Six years after the iPad’s introduction we’re still arguing over whether it’s a computer or not.
Writing for the Forbes contributor network and refurbished organ grinder monkey outlet store, Ben Sin says “Hey Apple, Stop Saying The iPad Pro Is A Laptop Replacement.”
No, you stop saying it.
Ever since Apple released its plus-sized tablet, the iPad Pro, last year, the tech giant has marketed the product as a laptop/desktop replacement.
That’s because it can be, depending on your usage. C’mon, this isn’t that hard.
Now if you’re a creative professional, like an illustrator, then I suppose the iPad Pro can really function as your all-in-one work machine.
But it can’t for me, so it isn’t a laptop replacement.
You literally just admitted it can be a laptop replacement. But if it isn’t a laptop replacement for every use case, then we must rage against the marketing machine.
But for me, and probably most people whose work requires a computer – that’s a heck of lot of jobs — the iPad Pro in its current form simply comes nowhere close to replacing an actual computer, be it powerful desktop or even budget laptops.
Of course a budget laptop can’t do everything a powerful desktop can. They’re both still computers, though, and so is an iPad. Are there tradeoffs? Yes. There are always tradeoffs. Welcome to life.
The point is not whether an iPad can do everything a laptop can. It can’t. The point is the iPad might be able to do everything you actually use a laptop for.
(Also, it should be noted that a laptop can’t do everything an iPad can, either, in terms of battery life and portability, not to mention other more esoteric benefits.)
…navigation on the iPad Pro is still done entirely via touching the screen…
Not “entirely”, but maybe more so than not.
What if you need a third window/app open? Too bad.
What if you’re using a laptop and you need crazy long battery life? Too bad.
For example, right now, I’m writing this piece on a Microsoft Word doc and chatting with a friend on gchat via Chrome. In between all this I’m jumping back and forth between Twitter (for news) and surfing the web (to find relevant links and double check information for this piece).
The human brain and the rules governing application focus dictate that you are not literally doing all those at exactly the same time. You’re simply task-switching faster. Which is pretty much exactly how the Macalope works, too. Until he really needs to get things done. Then it’s goodbye Slack, adios Tweetbot and auf weidersehen Mail. As Jason Snell noted four years ago, working on the iPad brings focus. Maybe that’s not what you want, but it’s definitely a thing that people could want.
There’s plenty to love about the device. It just can’t replace a laptop for me…
Which is fine. Apple’s jack-booted thugs will not be coming for your laptop.
…and most people.

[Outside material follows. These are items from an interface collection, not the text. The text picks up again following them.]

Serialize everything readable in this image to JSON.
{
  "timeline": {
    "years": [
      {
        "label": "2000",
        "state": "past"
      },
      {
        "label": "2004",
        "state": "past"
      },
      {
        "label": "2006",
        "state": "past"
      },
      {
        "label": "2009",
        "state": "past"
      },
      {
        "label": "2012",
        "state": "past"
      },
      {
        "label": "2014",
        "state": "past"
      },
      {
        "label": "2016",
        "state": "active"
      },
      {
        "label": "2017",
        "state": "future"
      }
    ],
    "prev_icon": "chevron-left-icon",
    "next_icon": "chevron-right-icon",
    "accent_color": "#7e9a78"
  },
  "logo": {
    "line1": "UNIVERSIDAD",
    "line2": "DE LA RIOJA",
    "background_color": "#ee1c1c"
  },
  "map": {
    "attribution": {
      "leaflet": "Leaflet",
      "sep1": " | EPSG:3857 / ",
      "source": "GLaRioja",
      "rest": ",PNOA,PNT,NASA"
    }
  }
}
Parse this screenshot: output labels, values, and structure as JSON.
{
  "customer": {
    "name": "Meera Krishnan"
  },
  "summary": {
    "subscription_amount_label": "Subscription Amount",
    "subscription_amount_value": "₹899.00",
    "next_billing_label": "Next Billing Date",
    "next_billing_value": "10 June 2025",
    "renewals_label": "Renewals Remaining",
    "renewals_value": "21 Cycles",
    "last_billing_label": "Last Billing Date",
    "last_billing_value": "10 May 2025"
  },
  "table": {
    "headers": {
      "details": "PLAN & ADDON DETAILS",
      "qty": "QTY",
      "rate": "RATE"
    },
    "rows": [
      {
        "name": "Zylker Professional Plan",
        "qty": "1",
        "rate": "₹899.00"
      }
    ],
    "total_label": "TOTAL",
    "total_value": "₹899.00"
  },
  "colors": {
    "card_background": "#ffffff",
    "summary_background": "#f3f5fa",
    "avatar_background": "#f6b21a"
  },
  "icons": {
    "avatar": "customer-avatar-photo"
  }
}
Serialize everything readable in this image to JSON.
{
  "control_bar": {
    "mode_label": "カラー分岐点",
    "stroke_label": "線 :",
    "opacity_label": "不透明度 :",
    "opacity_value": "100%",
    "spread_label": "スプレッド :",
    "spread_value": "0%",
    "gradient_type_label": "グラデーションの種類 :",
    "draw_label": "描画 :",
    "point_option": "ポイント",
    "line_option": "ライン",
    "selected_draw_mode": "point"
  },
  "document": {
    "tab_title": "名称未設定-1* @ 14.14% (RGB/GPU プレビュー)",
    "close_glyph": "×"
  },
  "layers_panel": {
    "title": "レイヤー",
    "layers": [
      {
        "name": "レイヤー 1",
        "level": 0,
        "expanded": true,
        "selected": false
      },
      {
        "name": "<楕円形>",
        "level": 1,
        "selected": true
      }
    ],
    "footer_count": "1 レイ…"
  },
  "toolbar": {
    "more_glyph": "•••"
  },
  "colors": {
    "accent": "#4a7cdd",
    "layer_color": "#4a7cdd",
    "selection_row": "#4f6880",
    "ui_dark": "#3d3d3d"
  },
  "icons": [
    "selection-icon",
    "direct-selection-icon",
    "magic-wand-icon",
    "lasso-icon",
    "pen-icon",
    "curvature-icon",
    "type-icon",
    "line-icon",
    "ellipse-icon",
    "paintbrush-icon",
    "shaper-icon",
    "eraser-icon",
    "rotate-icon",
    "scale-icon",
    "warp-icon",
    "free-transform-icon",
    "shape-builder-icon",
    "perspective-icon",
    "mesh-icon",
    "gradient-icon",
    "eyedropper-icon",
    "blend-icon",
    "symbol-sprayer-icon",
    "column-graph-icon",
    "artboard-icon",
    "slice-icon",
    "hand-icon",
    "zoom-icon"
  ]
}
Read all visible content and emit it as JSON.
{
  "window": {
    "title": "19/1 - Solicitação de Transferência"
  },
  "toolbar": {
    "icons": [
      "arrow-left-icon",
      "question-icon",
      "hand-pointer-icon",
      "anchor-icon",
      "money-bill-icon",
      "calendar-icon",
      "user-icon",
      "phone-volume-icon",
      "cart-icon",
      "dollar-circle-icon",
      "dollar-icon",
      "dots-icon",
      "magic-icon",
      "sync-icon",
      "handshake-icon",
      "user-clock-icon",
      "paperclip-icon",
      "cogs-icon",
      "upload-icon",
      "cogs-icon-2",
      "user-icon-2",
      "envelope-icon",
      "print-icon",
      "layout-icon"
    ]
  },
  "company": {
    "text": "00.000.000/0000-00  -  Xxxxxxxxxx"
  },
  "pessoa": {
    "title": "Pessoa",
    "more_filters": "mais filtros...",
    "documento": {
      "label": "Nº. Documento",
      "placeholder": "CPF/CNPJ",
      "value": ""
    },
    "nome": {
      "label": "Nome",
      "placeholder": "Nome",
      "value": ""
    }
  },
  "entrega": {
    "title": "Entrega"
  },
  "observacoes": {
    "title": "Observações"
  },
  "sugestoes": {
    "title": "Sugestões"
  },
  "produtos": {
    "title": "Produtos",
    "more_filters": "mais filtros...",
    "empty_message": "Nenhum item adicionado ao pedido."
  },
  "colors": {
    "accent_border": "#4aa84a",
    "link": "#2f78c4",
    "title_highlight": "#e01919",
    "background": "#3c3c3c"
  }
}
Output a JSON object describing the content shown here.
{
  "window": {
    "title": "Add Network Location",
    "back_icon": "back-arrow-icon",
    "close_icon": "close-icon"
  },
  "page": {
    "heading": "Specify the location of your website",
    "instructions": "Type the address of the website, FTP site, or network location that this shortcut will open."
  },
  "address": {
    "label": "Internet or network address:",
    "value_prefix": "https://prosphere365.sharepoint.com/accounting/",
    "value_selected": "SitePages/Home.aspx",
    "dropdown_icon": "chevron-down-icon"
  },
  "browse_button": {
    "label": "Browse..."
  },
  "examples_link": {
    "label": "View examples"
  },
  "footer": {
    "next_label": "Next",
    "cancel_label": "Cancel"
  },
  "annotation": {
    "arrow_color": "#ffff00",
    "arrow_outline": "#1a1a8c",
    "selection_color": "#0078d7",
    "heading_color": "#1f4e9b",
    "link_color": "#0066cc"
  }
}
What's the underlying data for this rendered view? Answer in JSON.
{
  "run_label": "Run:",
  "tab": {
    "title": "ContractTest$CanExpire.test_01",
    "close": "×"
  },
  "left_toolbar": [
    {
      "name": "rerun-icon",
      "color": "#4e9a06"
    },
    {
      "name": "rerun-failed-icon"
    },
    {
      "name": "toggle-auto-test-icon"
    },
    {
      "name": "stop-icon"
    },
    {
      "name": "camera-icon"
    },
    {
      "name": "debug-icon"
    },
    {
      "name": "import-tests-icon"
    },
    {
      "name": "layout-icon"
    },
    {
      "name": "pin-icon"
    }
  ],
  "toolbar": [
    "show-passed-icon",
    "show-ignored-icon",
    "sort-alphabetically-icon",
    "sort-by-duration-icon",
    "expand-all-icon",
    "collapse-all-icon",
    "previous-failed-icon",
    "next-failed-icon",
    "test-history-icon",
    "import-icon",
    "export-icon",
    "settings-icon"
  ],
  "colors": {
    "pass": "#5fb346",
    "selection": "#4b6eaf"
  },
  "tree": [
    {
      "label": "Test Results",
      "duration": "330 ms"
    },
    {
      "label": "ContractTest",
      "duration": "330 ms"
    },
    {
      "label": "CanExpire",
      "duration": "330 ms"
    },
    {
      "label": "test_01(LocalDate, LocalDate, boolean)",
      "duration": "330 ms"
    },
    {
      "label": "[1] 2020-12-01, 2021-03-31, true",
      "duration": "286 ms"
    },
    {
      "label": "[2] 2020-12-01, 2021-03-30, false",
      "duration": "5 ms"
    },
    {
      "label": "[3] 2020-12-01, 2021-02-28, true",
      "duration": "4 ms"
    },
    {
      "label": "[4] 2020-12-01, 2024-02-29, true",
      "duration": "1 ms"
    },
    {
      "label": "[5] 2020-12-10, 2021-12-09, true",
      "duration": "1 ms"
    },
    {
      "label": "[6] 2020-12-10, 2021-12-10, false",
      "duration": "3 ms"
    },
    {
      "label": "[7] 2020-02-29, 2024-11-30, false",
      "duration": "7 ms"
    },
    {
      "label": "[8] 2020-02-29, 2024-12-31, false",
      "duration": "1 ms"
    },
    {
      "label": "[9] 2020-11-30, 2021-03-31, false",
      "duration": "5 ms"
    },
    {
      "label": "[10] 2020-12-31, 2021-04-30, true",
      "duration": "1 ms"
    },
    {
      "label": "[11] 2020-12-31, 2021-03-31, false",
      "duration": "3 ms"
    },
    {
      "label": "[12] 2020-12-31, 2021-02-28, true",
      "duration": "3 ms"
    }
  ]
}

This, on the other hand, you have not shown to be true at all.
The iPad Pro can eventually become a laptop replacement, if Apple gives the iPad Pro a separate OS from the one on the iPhone, one that isn’t entirely reliant on touchscreens.
OK, the Macalope let this go before but since you brought it up again, this is wrong. As in not factually correct. iOS is not “entirely” reliant on touch if you have a keyboard connected. Apart from certain OS-wide functions like command-tab working, apps have their own key commands. The Macalope’s current favorite text editor, Ulysses, has 13 you can see by holding down the command key.
If the iPad isn’t a laptop replacement for you, that’s perfectly understandable. That doesn’t mean it isn’t a laptop replacement for a lot of other people.